## Activity
Retype the records word for word. Skip every image.

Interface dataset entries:
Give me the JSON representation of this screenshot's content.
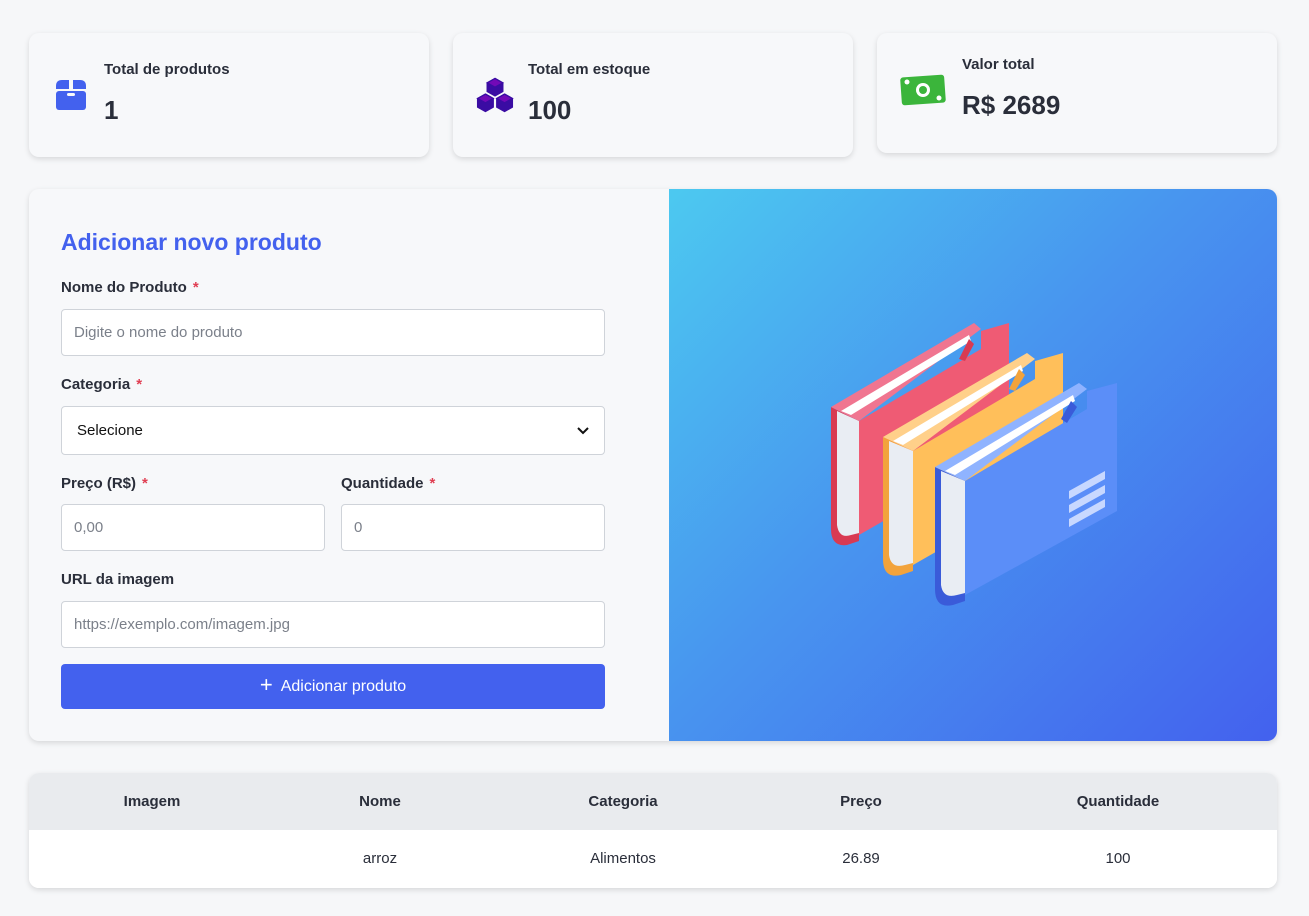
{
  "colors": {
    "primary": "#4361ee",
    "required": "#e03e52",
    "cash_green": "#3bb53b",
    "cubes_purple": "#3a0ca3"
  },
  "stats": [
    {
      "label": "Total de produtos",
      "value": "1",
      "icon": "box-icon"
    },
    {
      "label": "Total em estoque",
      "value": "100",
      "icon": "cubes-icon"
    },
    {
      "label": "Valor total",
      "value": "R$ 2689",
      "icon": "money-bill-icon"
    }
  ],
  "form": {
    "title": "Adicionar novo produto",
    "name_label": "Nome do Produto",
    "name_placeholder": "Digite o nome do produto",
    "category_label": "Categoria",
    "category_selected": "Selecione",
    "price_label": "Preço (R$)",
    "price_placeholder": "0,00",
    "quantity_label": "Quantidade",
    "quantity_placeholder": "0",
    "image_label": "URL da imagem",
    "image_placeholder": "https://exemplo.com/imagem.jpg",
    "required_mark": "*",
    "submit_label": "Adicionar produto"
  },
  "table": {
    "columns": [
      "Imagem",
      "Nome",
      "Categoria",
      "Preço",
      "Quantidade"
    ],
    "rows": [
      {
        "image": "",
        "name": "arroz",
        "category": "Alimentos",
        "price": "26.89",
        "quantity": "100"
      }
    ]
  }
}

## Solved exercise
Give me the JSON representation of this screenshot's content.
{
  "colors": {
    "primary": "#4361ee",
    "required": "#e03e52",
    "cash_green": "#3bb53b",
    "cubes_purple": "#3a0ca3"
  },
  "stats": [
    {
      "label": "Total de produtos",
      "value": "1",
      "icon": "box-icon"
    },
    {
      "label": "Total em estoque",
      "value": "100",
      "icon": "cubes-icon"
    },
    {
      "label": "Valor total",
      "value": "R$ 2689",
      "icon": "money-bill-icon"
    }
  ],
  "form": {
    "title": "Adicionar novo produto",
    "name_label": "Nome do Produto",
    "name_placeholder": "Digite o nome do produto",
    "category_label": "Categoria",
    "category_selected": "Selecione",
    "price_label": "Preço (R$)",
    "price_placeholder": "0,00",
    "quantity_label": "Quantidade",
    "quantity_placeholder": "0",
    "image_label": "URL da imagem",
    "image_placeholder": "https://exemplo.com/imagem.jpg",
    "required_mark": "*",
    "submit_label": "Adicionar produto"
  },
  "table": {
    "columns": [
      "Imagem",
      "Nome",
      "Categoria",
      "Preço",
      "Quantidade"
    ],
    "rows": [
      {
        "image": "",
        "name": "arroz",
        "category": "Alimentos",
        "price": "26.89",
        "quantity": "100"
      }
    ]
  }
}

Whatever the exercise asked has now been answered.